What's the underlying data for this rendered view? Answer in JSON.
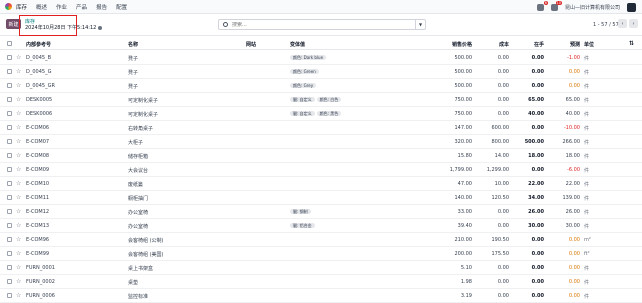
{
  "app": {
    "name": "库存"
  },
  "topmenu": [
    "概述",
    "作业",
    "产品",
    "报告",
    "配置"
  ],
  "topbar": {
    "badge1": "6",
    "badge2": "10",
    "company": "昆山—旧计算机有限公司"
  },
  "control": {
    "new_label": "新建",
    "breadcrumb_parent": "库存",
    "breadcrumb_current": "2024年10月28日 下午5:14:12",
    "search_placeholder": "搜索...",
    "pager": "1 - 57 / 57"
  },
  "columns": [
    "内部参考号",
    "名称",
    "网站",
    "变体值",
    "销售价格",
    "成本",
    "在手",
    "预测",
    "单位"
  ],
  "rows": [
    {
      "ref": "D_0045_B",
      "name": "凳子",
      "tags": [
        "颜色: Dark blue"
      ],
      "price": "500.00",
      "cost": "0.00",
      "onhand": "0.00",
      "forecast": "-1.00",
      "unit": "件",
      "fc": "red"
    },
    {
      "ref": "D_0045_G",
      "name": "凳子",
      "tags": [
        "颜色: Green"
      ],
      "price": "500.00",
      "cost": "0.00",
      "onhand": "0.00",
      "forecast": "0.00",
      "unit": "件",
      "fc": "orange"
    },
    {
      "ref": "D_0045_GR",
      "name": "凳子",
      "tags": [
        "颜色: Grey"
      ],
      "price": "500.00",
      "cost": "0.00",
      "onhand": "0.00",
      "forecast": "0.00",
      "unit": "件",
      "fc": "orange"
    },
    {
      "ref": "DESK0005",
      "name": "可定制化桌子",
      "tags": [
        "腿: 自定义",
        "颜色: 白色"
      ],
      "price": "750.00",
      "cost": "0.00",
      "onhand": "65.00",
      "forecast": "65.00",
      "unit": "件",
      "fc": ""
    },
    {
      "ref": "DESK0006",
      "name": "可定制化桌子",
      "tags": [
        "腿: 自定义",
        "颜色: 黑色"
      ],
      "price": "750.00",
      "cost": "0.00",
      "onhand": "40.00",
      "forecast": "40.00",
      "unit": "件",
      "fc": ""
    },
    {
      "ref": "E-COM06",
      "name": "右转角桌子",
      "tags": [],
      "price": "147.00",
      "cost": "600.00",
      "onhand": "0.00",
      "forecast": "-10.00",
      "unit": "件",
      "fc": "red"
    },
    {
      "ref": "E-COM07",
      "name": "大柜子",
      "tags": [],
      "price": "320.00",
      "cost": "800.00",
      "onhand": "500.00",
      "forecast": "266.00",
      "unit": "件",
      "fc": ""
    },
    {
      "ref": "E-COM08",
      "name": "储存柜箱",
      "tags": [],
      "price": "15.80",
      "cost": "14.00",
      "onhand": "18.00",
      "forecast": "18.00",
      "unit": "件",
      "fc": ""
    },
    {
      "ref": "E-COM09",
      "name": "大会议台",
      "tags": [],
      "price": "1,799.00",
      "cost": "1,299.00",
      "onhand": "0.00",
      "forecast": "-6.00",
      "unit": "件",
      "fc": "red"
    },
    {
      "ref": "E-COM10",
      "name": "废纸篓",
      "tags": [],
      "price": "47.00",
      "cost": "10.00",
      "onhand": "22.00",
      "forecast": "22.00",
      "unit": "件",
      "fc": ""
    },
    {
      "ref": "E-COM11",
      "name": "橱柜抽门",
      "tags": [],
      "price": "140.00",
      "cost": "120.50",
      "onhand": "34.00",
      "forecast": "139.00",
      "unit": "件",
      "fc": ""
    },
    {
      "ref": "E-COM12",
      "name": "办公室椅",
      "tags": [
        "腿: 钢制"
      ],
      "price": "33.00",
      "cost": "0.00",
      "onhand": "26.00",
      "forecast": "26.00",
      "unit": "件",
      "fc": ""
    },
    {
      "ref": "E-COM13",
      "name": "办公室椅",
      "tags": [
        "腿: 铝合金"
      ],
      "price": "39.40",
      "cost": "0.00",
      "onhand": "30.00",
      "forecast": "30.00",
      "unit": "件",
      "fc": ""
    },
    {
      "ref": "E-COM96",
      "name": "会客椅组 (公制)",
      "tags": [],
      "price": "210.00",
      "cost": "190.50",
      "onhand": "0.00",
      "forecast": "0.00",
      "unit": "m²",
      "fc": "orange"
    },
    {
      "ref": "E-COM99",
      "name": "会客椅组 (美国)",
      "tags": [],
      "price": "200.00",
      "cost": "175.50",
      "onhand": "0.00",
      "forecast": "0.00",
      "unit": "ft²",
      "fc": "orange"
    },
    {
      "ref": "FURN_0001",
      "name": "桌上书架盒",
      "tags": [],
      "price": "5.10",
      "cost": "0.00",
      "onhand": "0.00",
      "forecast": "0.00",
      "unit": "件",
      "fc": "orange"
    },
    {
      "ref": "FURN_0002",
      "name": "桌垫",
      "tags": [],
      "price": "1.98",
      "cost": "0.00",
      "onhand": "0.00",
      "forecast": "0.00",
      "unit": "件",
      "fc": "orange"
    },
    {
      "ref": "FURN_0006",
      "name": "监控标准",
      "tags": [],
      "price": "3.19",
      "cost": "0.00",
      "onhand": "0.00",
      "forecast": "0.00",
      "unit": "件",
      "fc": "orange"
    }
  ]
}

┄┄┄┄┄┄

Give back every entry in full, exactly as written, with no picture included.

Answer for the task →
What's the underlying data for this rendered view? Answer in JSON.
{
  "app": {
    "name": "库存"
  },
  "topmenu": [
    "概述",
    "作业",
    "产品",
    "报告",
    "配置"
  ],
  "topbar": {
    "badge1": "6",
    "badge2": "10",
    "company": "昆山—旧计算机有限公司"
  },
  "control": {
    "new_label": "新建",
    "breadcrumb_parent": "库存",
    "breadcrumb_current": "2024年10月28日 下午5:14:12",
    "search_placeholder": "搜索...",
    "pager": "1 - 57 / 57"
  },
  "columns": [
    "内部参考号",
    "名称",
    "网站",
    "变体值",
    "销售价格",
    "成本",
    "在手",
    "预测",
    "单位"
  ],
  "rows": [
    {
      "ref": "D_0045_B",
      "name": "凳子",
      "tags": [
        "颜色: Dark blue"
      ],
      "price": "500.00",
      "cost": "0.00",
      "onhand": "0.00",
      "forecast": "-1.00",
      "unit": "件",
      "fc": "red"
    },
    {
      "ref": "D_0045_G",
      "name": "凳子",
      "tags": [
        "颜色: Green"
      ],
      "price": "500.00",
      "cost": "0.00",
      "onhand": "0.00",
      "forecast": "0.00",
      "unit": "件",
      "fc": "orange"
    },
    {
      "ref": "D_0045_GR",
      "name": "凳子",
      "tags": [
        "颜色: Grey"
      ],
      "price": "500.00",
      "cost": "0.00",
      "onhand": "0.00",
      "forecast": "0.00",
      "unit": "件",
      "fc": "orange"
    },
    {
      "ref": "DESK0005",
      "name": "可定制化桌子",
      "tags": [
        "腿: 自定义",
        "颜色: 白色"
      ],
      "price": "750.00",
      "cost": "0.00",
      "onhand": "65.00",
      "forecast": "65.00",
      "unit": "件",
      "fc": ""
    },
    {
      "ref": "DESK0006",
      "name": "可定制化桌子",
      "tags": [
        "腿: 自定义",
        "颜色: 黑色"
      ],
      "price": "750.00",
      "cost": "0.00",
      "onhand": "40.00",
      "forecast": "40.00",
      "unit": "件",
      "fc": ""
    },
    {
      "ref": "E-COM06",
      "name": "右转角桌子",
      "tags": [],
      "price": "147.00",
      "cost": "600.00",
      "onhand": "0.00",
      "forecast": "-10.00",
      "unit": "件",
      "fc": "red"
    },
    {
      "ref": "E-COM07",
      "name": "大柜子",
      "tags": [],
      "price": "320.00",
      "cost": "800.00",
      "onhand": "500.00",
      "forecast": "266.00",
      "unit": "件",
      "fc": ""
    },
    {
      "ref": "E-COM08",
      "name": "储存柜箱",
      "tags": [],
      "price": "15.80",
      "cost": "14.00",
      "onhand": "18.00",
      "forecast": "18.00",
      "unit": "件",
      "fc": ""
    },
    {
      "ref": "E-COM09",
      "name": "大会议台",
      "tags": [],
      "price": "1,799.00",
      "cost": "1,299.00",
      "onhand": "0.00",
      "forecast": "-6.00",
      "unit": "件",
      "fc": "red"
    },
    {
      "ref": "E-COM10",
      "name": "废纸篓",
      "tags": [],
      "price": "47.00",
      "cost": "10.00",
      "onhand": "22.00",
      "forecast": "22.00",
      "unit": "件",
      "fc": ""
    },
    {
      "ref": "E-COM11",
      "name": "橱柜抽门",
      "tags": [],
      "price": "140.00",
      "cost": "120.50",
      "onhand": "34.00",
      "forecast": "139.00",
      "unit": "件",
      "fc": ""
    },
    {
      "ref": "E-COM12",
      "name": "办公室椅",
      "tags": [
        "腿: 钢制"
      ],
      "price": "33.00",
      "cost": "0.00",
      "onhand": "26.00",
      "forecast": "26.00",
      "unit": "件",
      "fc": ""
    },
    {
      "ref": "E-COM13",
      "name": "办公室椅",
      "tags": [
        "腿: 铝合金"
      ],
      "price": "39.40",
      "cost": "0.00",
      "onhand": "30.00",
      "forecast": "30.00",
      "unit": "件",
      "fc": ""
    },
    {
      "ref": "E-COM96",
      "name": "会客椅组 (公制)",
      "tags": [],
      "price": "210.00",
      "cost": "190.50",
      "onhand": "0.00",
      "forecast": "0.00",
      "unit": "m²",
      "fc": "orange"
    },
    {
      "ref": "E-COM99",
      "name": "会客椅组 (美国)",
      "tags": [],
      "price": "200.00",
      "cost": "175.50",
      "onhand": "0.00",
      "forecast": "0.00",
      "unit": "ft²",
      "fc": "orange"
    },
    {
      "ref": "FURN_0001",
      "name": "桌上书架盒",
      "tags": [],
      "price": "5.10",
      "cost": "0.00",
      "onhand": "0.00",
      "forecast": "0.00",
      "unit": "件",
      "fc": "orange"
    },
    {
      "ref": "FURN_0002",
      "name": "桌垫",
      "tags": [],
      "price": "1.98",
      "cost": "0.00",
      "onhand": "0.00",
      "forecast": "0.00",
      "unit": "件",
      "fc": "orange"
    },
    {
      "ref": "FURN_0006",
      "name": "监控标准",
      "tags": [],
      "price": "3.19",
      "cost": "0.00",
      "onhand": "0.00",
      "forecast": "0.00",
      "unit": "件",
      "fc": "orange"
    }
  ]
}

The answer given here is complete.